Military Press Benefits: This exercise is about increasing your strength. Stronger shoulders will help you with carrying things, with many manual labor jobs you have to do around the house, and they will help you attain a healthy broad shouldered look.
You want guns? A steady diet of pull ups and push ups is all you need. Both exercises have a ton of variations that not only work your entire body, but place special emphasis on your arms.
Additionally, the pull ups develop your lats. If you’re playing sports, or fighting people, or want to look like Bruce Lee, you’ll need to develop your lats. They help transfer power generated from the lower body into the arms.
Pull ups serve as weight control. The more weight you gain, the harder pull ups become.
To start the pull up, hang from the bar. Don’t let your arms pull out your sockets, keep your arms glued into the shoulder by corkscrewing them in—as if you were trying to bend a broomstick that you were holding in front of you.
Initiate the pull from the arms pits, then the biceps. Squeeze the bar hard to generate more force and more power. Do not assist with the pull up by kipping your legs. If you can’t do a pull up, you can have someone assist you, or you can place your feet on a chair and provide your own assistance.
Imagine driving your elbows into your side as you inch towards getting your chin above the bar.
Pause at the top and descend slowly. At the bottom, be sure to keep your arms in the shoulder socket by employing the corkscrew technique discussed earlier.
Pull up variations
You can have your palms facing you—that’s a chin up. It targets the biceps more and many people think it is easier.
Add weight.
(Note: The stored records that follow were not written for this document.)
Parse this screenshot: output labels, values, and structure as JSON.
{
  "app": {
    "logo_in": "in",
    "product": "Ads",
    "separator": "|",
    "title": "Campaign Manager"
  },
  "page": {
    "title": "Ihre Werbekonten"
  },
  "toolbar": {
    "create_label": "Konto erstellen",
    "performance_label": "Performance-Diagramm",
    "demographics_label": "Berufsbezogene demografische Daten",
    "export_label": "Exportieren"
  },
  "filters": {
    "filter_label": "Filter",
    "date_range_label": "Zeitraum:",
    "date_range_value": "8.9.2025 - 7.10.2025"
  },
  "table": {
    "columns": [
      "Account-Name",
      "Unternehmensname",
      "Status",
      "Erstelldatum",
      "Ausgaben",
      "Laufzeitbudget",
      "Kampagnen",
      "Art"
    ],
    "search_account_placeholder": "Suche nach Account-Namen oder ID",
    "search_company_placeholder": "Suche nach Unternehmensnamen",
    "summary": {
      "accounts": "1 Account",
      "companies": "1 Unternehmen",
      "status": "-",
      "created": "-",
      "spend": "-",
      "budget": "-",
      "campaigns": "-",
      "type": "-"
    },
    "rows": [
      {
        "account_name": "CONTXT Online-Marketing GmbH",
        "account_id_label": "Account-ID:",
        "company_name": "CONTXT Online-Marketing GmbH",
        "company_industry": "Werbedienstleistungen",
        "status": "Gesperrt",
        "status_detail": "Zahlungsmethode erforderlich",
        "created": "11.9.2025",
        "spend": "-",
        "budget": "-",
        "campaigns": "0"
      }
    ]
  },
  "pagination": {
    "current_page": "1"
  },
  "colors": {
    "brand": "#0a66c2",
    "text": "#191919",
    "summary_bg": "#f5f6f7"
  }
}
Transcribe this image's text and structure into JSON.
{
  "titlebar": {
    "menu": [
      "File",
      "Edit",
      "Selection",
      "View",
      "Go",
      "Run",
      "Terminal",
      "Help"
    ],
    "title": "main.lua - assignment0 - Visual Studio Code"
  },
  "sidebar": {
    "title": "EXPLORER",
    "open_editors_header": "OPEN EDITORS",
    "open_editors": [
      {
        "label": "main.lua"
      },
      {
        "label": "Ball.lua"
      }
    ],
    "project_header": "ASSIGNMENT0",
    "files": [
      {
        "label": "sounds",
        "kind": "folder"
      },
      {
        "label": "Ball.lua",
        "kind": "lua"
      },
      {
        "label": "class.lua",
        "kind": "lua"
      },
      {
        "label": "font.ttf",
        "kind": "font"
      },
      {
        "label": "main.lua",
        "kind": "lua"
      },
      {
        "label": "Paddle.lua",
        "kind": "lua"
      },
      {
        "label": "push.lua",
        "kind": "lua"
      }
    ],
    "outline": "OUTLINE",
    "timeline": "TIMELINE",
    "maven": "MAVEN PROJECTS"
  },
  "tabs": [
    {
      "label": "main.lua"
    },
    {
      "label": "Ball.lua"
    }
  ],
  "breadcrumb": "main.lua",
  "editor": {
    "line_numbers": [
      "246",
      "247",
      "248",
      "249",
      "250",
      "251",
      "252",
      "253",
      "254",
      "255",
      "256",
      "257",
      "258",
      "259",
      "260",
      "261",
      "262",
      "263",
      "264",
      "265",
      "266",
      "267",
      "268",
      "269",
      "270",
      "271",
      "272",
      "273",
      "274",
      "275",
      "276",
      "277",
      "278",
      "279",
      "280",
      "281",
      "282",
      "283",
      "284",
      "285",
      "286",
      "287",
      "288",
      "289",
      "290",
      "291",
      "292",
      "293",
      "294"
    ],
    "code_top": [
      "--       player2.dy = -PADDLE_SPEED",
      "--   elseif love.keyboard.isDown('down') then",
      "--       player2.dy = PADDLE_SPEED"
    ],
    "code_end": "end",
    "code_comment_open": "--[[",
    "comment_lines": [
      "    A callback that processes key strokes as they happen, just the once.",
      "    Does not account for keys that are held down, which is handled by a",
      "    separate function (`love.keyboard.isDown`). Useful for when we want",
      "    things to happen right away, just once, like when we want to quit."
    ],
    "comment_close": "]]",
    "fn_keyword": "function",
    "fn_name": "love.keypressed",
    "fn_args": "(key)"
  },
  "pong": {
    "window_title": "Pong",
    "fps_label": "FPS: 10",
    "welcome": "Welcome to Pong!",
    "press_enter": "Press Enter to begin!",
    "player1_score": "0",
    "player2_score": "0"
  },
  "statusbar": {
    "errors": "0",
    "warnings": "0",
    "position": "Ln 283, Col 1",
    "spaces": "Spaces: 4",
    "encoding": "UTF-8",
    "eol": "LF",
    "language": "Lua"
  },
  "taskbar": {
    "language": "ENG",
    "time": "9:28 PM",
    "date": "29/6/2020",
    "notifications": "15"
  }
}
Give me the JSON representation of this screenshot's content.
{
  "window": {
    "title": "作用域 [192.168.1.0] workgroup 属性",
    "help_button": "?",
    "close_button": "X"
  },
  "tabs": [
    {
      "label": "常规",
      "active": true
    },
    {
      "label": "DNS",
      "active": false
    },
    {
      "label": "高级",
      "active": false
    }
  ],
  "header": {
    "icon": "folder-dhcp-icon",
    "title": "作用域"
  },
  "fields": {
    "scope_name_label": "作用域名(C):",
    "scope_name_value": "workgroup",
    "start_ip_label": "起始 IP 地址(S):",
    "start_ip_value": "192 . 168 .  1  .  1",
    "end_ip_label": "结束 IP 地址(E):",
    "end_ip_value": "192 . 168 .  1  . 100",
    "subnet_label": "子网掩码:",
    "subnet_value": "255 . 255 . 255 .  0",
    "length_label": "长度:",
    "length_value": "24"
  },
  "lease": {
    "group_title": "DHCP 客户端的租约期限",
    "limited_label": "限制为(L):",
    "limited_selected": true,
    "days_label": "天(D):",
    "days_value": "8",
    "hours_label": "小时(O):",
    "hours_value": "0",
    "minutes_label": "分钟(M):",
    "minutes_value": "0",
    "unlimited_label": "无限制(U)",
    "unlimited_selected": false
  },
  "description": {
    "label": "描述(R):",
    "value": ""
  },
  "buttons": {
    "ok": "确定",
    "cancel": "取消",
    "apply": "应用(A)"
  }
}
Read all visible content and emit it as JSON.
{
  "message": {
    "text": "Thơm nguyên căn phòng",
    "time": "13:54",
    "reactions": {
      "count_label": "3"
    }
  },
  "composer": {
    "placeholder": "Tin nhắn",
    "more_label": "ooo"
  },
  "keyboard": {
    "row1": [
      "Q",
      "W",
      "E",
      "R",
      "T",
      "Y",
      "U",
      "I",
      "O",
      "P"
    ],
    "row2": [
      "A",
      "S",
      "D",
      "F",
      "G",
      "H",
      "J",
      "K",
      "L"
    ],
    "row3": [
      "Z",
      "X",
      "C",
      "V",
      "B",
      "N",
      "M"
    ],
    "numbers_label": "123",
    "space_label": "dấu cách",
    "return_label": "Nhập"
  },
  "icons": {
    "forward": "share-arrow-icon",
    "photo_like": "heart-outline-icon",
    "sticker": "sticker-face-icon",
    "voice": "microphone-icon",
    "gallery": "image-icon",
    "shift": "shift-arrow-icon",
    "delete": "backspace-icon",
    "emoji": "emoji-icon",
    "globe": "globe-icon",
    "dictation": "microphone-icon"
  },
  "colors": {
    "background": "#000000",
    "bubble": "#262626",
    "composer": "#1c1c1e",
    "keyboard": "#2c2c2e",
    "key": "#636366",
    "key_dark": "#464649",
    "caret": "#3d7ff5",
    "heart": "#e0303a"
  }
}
Ironmind makes a belt that helps you add weight to your pull ups. The pull up works a lot of muscles. Adding weight can really help you fill out your t-shirts if that is what you want.
Jumping pull ups. Don’t do these if you’re using the door frame pull up bar.But, these are a great way to develop explosive power if you have a solidly mounted pull up bar. Pull up quickly and jump off the bar, catching yourself in a different grip. That is, if your palms were facing away, you’d catch yourself in the chin up position, with your palms facing towards you.
Various hand positions. There are many different hand positions you can use to shake things up. Just don’t go too wide (it’s hard on the shoulders) and don’t pull up behind the next (unless you have really outstanding shoulder mobility, most people don’t—especially desk jockeys).
Planks are a great exercise that develops core stability and strengthens the stomach area.
Work from your knees instead of your feet if you don’t have the strength to support your bodyweight. You can also use your elbows instead of your hands. Work up to a minute in the push up position and 30 seconds in the side plank position.
As you hold for more time, you’ll become more sensitive to the muscles you are using.
You can pretend to try to bring your feet to your hands to intensify the contraction, you can experiment with getting your spine in correct alignment (have someone take a picture or take video) and you can flex your different muscles, teaching you better body control and coordination.
Keep your back straight and your stomach muscles tight. For more difficulty, imagine trying to fold your body and bring your feet to your hands, it’ll make you contract your muscles harder.